■ **What is required**
Output a character-exact copy of the data, images removed.

■ **Materials provided**
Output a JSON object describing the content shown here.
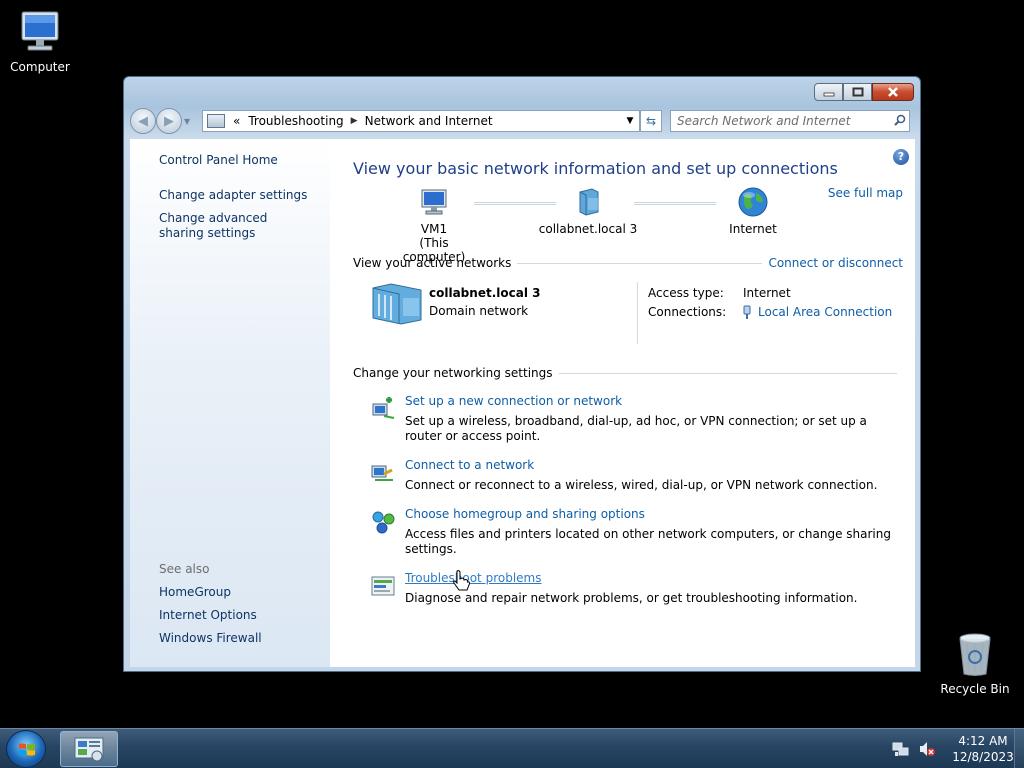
{
  "desktop": {
    "computer_label": "Computer",
    "recycle_label": "Recycle Bin"
  },
  "window": {
    "breadcrumb": [
      "Troubleshooting",
      "Network and Internet"
    ],
    "breadcrumb_overflow": "«",
    "search_placeholder": "Search Network and Internet"
  },
  "sidebar": {
    "home": "Control Panel Home",
    "items": [
      "Change adapter settings",
      "Change advanced sharing settings"
    ],
    "see_also_title": "See also",
    "see_also": [
      "HomeGroup",
      "Internet Options",
      "Windows Firewall"
    ]
  },
  "main": {
    "title": "View your basic network information and set up connections",
    "see_full_map": "See full map",
    "map_nodes": {
      "computer": "VM1",
      "computer_sub": "(This computer)",
      "domain": "collabnet.local  3",
      "internet": "Internet"
    },
    "active_networks_title": "View your active networks",
    "connect_disconnect": "Connect or disconnect",
    "active_network": {
      "name": "collabnet.local  3",
      "type": "Domain network",
      "access_label": "Access type:",
      "access_value": "Internet",
      "connections_label": "Connections:",
      "connection_value": "Local Area Connection"
    },
    "settings_title": "Change your networking settings",
    "tasks": [
      {
        "title": "Set up a new connection or network",
        "desc": "Set up a wireless, broadband, dial-up, ad hoc, or VPN connection; or set up a router or access point.",
        "icon": "new-connection-icon"
      },
      {
        "title": "Connect to a network",
        "desc": "Connect or reconnect to a wireless, wired, dial-up, or VPN network connection.",
        "icon": "connect-network-icon"
      },
      {
        "title": "Choose homegroup and sharing options",
        "desc": "Access files and printers located on other network computers, or change sharing settings.",
        "icon": "homegroup-icon"
      },
      {
        "title": "Troubleshoot problems",
        "desc": "Diagnose and repair network problems, or get troubleshooting information.",
        "icon": "troubleshoot-icon"
      }
    ]
  },
  "taskbar": {
    "time": "4:12 AM",
    "date": "12/8/2023"
  },
  "colors": {
    "link": "#0e5ea6",
    "title": "#1e3f8a",
    "sidebar_link": "#0e3465"
  }
}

■ **Response for this exercise**
Output a JSON object describing the content shown here.
{
  "desktop": {
    "computer_label": "Computer",
    "recycle_label": "Recycle Bin"
  },
  "window": {
    "breadcrumb": [
      "Troubleshooting",
      "Network and Internet"
    ],
    "breadcrumb_overflow": "«",
    "search_placeholder": "Search Network and Internet"
  },
  "sidebar": {
    "home": "Control Panel Home",
    "items": [
      "Change adapter settings",
      "Change advanced sharing settings"
    ],
    "see_also_title": "See also",
    "see_also": [
      "HomeGroup",
      "Internet Options",
      "Windows Firewall"
    ]
  },
  "main": {
    "title": "View your basic network information and set up connections",
    "see_full_map": "See full map",
    "map_nodes": {
      "computer": "VM1",
      "computer_sub": "(This computer)",
      "domain": "collabnet.local  3",
      "internet": "Internet"
    },
    "active_networks_title": "View your active networks",
    "connect_disconnect": "Connect or disconnect",
    "active_network": {
      "name": "collabnet.local  3",
      "type": "Domain network",
      "access_label": "Access type:",
      "access_value": "Internet",
      "connections_label": "Connections:",
      "connection_value": "Local Area Connection"
    },
    "settings_title": "Change your networking settings",
    "tasks": [
      {
        "title": "Set up a new connection or network",
        "desc": "Set up a wireless, broadband, dial-up, ad hoc, or VPN connection; or set up a router or access point.",
        "icon": "new-connection-icon"
      },
      {
        "title": "Connect to a network",
        "desc": "Connect or reconnect to a wireless, wired, dial-up, or VPN network connection.",
        "icon": "connect-network-icon"
      },
      {
        "title": "Choose homegroup and sharing options",
        "desc": "Access files and printers located on other network computers, or change sharing settings.",
        "icon": "homegroup-icon"
      },
      {
        "title": "Troubleshoot problems",
        "desc": "Diagnose and repair network problems, or get troubleshooting information.",
        "icon": "troubleshoot-icon"
      }
    ]
  },
  "taskbar": {
    "time": "4:12 AM",
    "date": "12/8/2023"
  },
  "colors": {
    "link": "#0e5ea6",
    "title": "#1e3f8a",
    "sidebar_link": "#0e3465"
  }
}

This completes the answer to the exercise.